Water that looks stained or tinted (yellow or brown in color) is typically iron in our water that the chlorination process has oxidized while in solution. This happens over time, and in this case, the same amount of iron is in the water whether visible or not. The tinted water typically has to do with water age (how long the water has been in the pipes). Phosphate dissipates over time causing the iron to oxidize in solution leading to discoloration. Normal flow patterns within the system cause the iron to settle out, but when these normal flow patterns are disrupted the iron moves around in the pipe causing water discoloration.

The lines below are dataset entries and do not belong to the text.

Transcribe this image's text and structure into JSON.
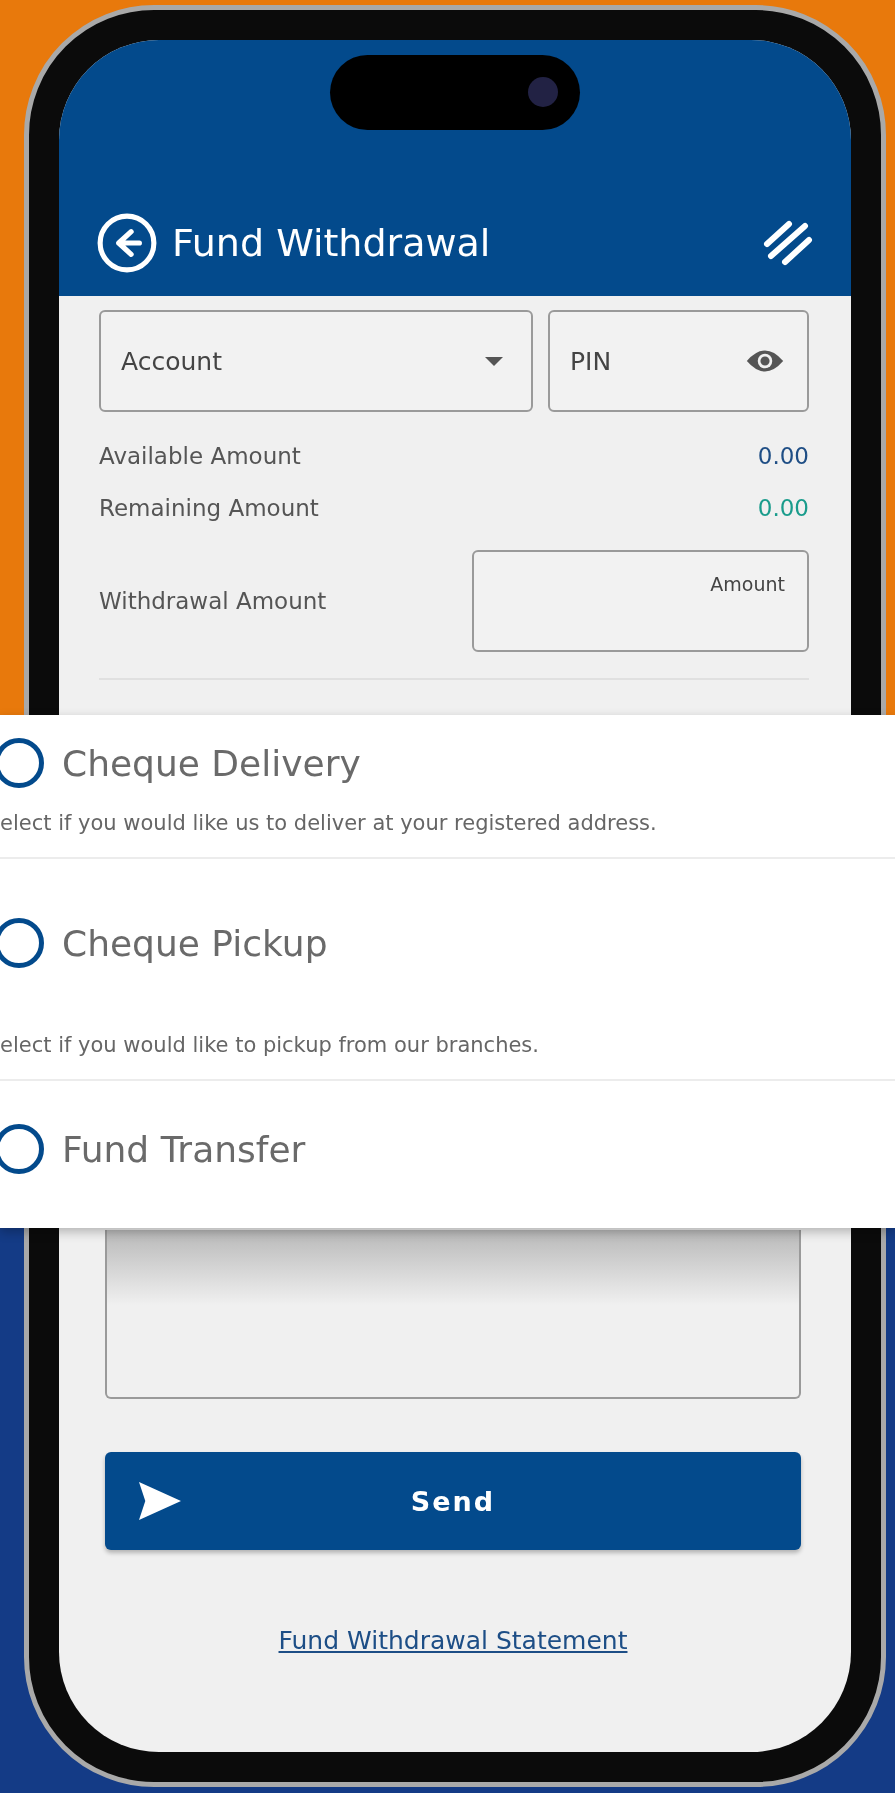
{
  "header": {
    "title": "Fund Withdrawal"
  },
  "form": {
    "account": {
      "label": "Account"
    },
    "pin": {
      "placeholder": "PIN"
    },
    "amounts": [
      {
        "label": "Available Amount",
        "value": "0.00",
        "color": "#1f4e85"
      },
      {
        "label": "Remaining Amount",
        "value": "0.00",
        "color": "#1a9c8c"
      }
    ],
    "withdrawal": {
      "label": "Withdrawal Amount",
      "placeholder": "Amount"
    }
  },
  "delivery_options": [
    {
      "label": "Cheque Delivery",
      "description": "elect if you would like us to deliver at your registered address.",
      "selected": false
    },
    {
      "label": "Cheque Pickup",
      "description": "elect if you would like to pickup from our branches.",
      "selected": false
    },
    {
      "label": "Fund Transfer",
      "selected": false
    }
  ],
  "send_button": {
    "label": "Send"
  },
  "statement_link": {
    "label": "Fund Withdrawal Statement"
  }
}
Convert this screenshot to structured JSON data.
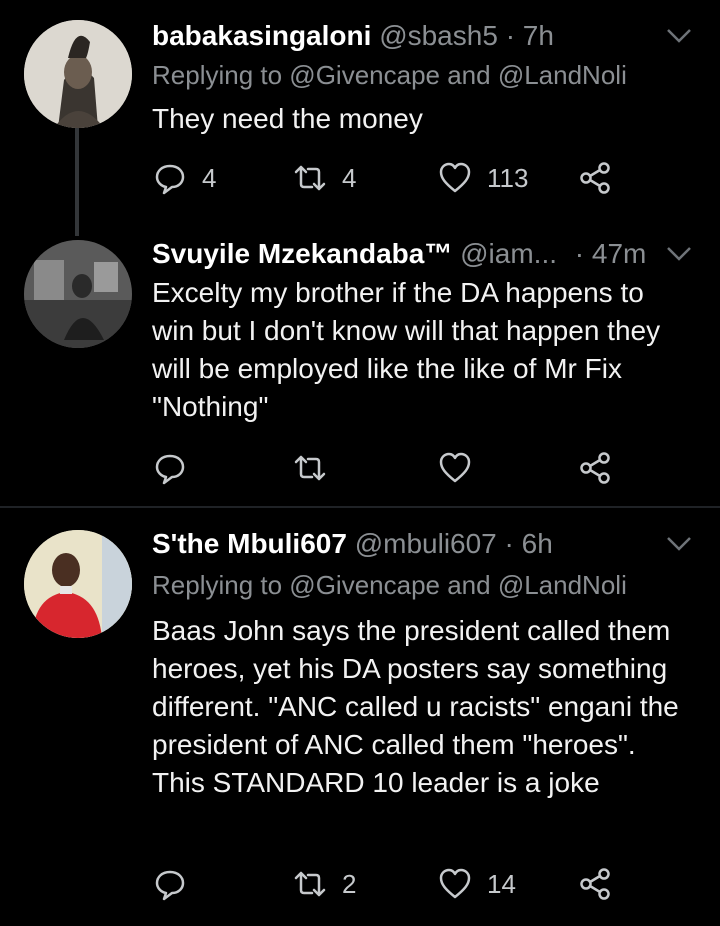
{
  "colors": {
    "background": "#000000",
    "text": "#e7e9ea",
    "muted": "#8b8f93",
    "divider": "#1f2226"
  },
  "tweets": [
    {
      "name": "babakasingaloni",
      "handle": "@sbash5",
      "dot": "·",
      "time": "7h",
      "reply_to": "Replying to @Givencape and @LandNoli",
      "body": "They need the money",
      "replies": "4",
      "retweets": "4",
      "likes": "113"
    },
    {
      "name": "Svuyile Mzekandaba™",
      "handle": "@iam...",
      "dot": "·",
      "time": "47m",
      "body": "Excelty my brother if the DA happens to win but I don't know will that happen they will be employed like the like of Mr Fix \"Nothing\"",
      "replies": "",
      "retweets": "",
      "likes": ""
    },
    {
      "name": "S'the Mbuli607",
      "handle": "@mbuli607",
      "dot": "·",
      "time": "6h",
      "reply_to": "Replying to @Givencape and @LandNoli",
      "body": "Baas John says the president called them heroes, yet his DA posters say something different. \"ANC called u racists\" engani the president of ANC called them \"heroes\". This STANDARD 10 leader is a joke",
      "replies": "",
      "retweets": "2",
      "likes": "14"
    }
  ],
  "icons": [
    "chevron-down-icon",
    "reply-icon",
    "retweet-icon",
    "like-icon",
    "share-icon"
  ]
}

It is important to call “311” each time you see it, so we can flush and remove the discolored water from the system. Plus, it will help us develop a chart as to where those areas move over time. It is not something that happens at the well or the treatment plant, it is a reaction in the distribution system. If you do not call and let us know, we may not know that it is happening. Currently, we have flush valves set throughout the City that are used during monthly and weekly routine flushing schedules. Typically, phosphate dissipates quickly when the older water meets newer water and oxidizes the iron. This is easily fixed by flushing the older water out of the system.

Water that looks like it has particles in it has two different causes. This form of discoloration is not seen as often as tinted water. Depending on what you see, we will determine the appropriate adjustments. Large, hard type “flakes” are a buildup of phosphate and iron. As the phosphate coats the iron in the water, it also sticks to the walls of the pipes. When we have drastic temperature changes, pipes shrink and expand in size. Shrinkage and expansion depend on how deep the pipe is buried in the ground. This has a tendency to crack the phosphate coatings inside the pipe which requires flushing the affected area to eliminate it.

Please call when you see it so we can plan the best way to correct the situation. The other type of discoloration is when you see what looks like coffee grounds in the water. This is iron that has come out of the solution and has been oxidized. Again, this requires flushing the lines. Please contact us so we can flush the main lines first, then you may have to flush them at your home. Always flush only the cold water in a tub until it is clear. Most bathtub faucets do not have a screen to catch the particles.

All of these examples are normal occurrences in any public water system. You may experience more than one of these at a time. It is important to communicate what you see. Even though flushing is ultimately how we address water quality issues, how we flush is different on a case-by-case basis. We want you to have the best water quality possible and there is a lot that goes into safeguarding our water system and providing you with safe, clean, potable water. The City of Beaumont Water Utilities staff is dedicated to providing our citizens with safe, potable water, 24 hours a day, and 7 days a week.

Run your cold water in your bathtub. After the water has cleared up on the cold side, then flush the hot water side. In most cases, you shouldn’t have to flush more than three to four minutes after we have flushed the main. It is important that you call immediately when you see particles in your water. If not, then it will settle out in the mainline and any flow fluctuations will stir it up and cause a more widespread issue than the first time. Citizens often say, “if it’s like this in the morning, I will call.” Keep in mind delaying the call allows the minerals to settle out inside the mainline in front of your tap and could be a problem later for you.

Please contact “311” anytime you have an issue and we will be glad to come out and address the problem. Your communication with the Water Utilities Department will help us identify problem areas and allow us to make long-term solution plans.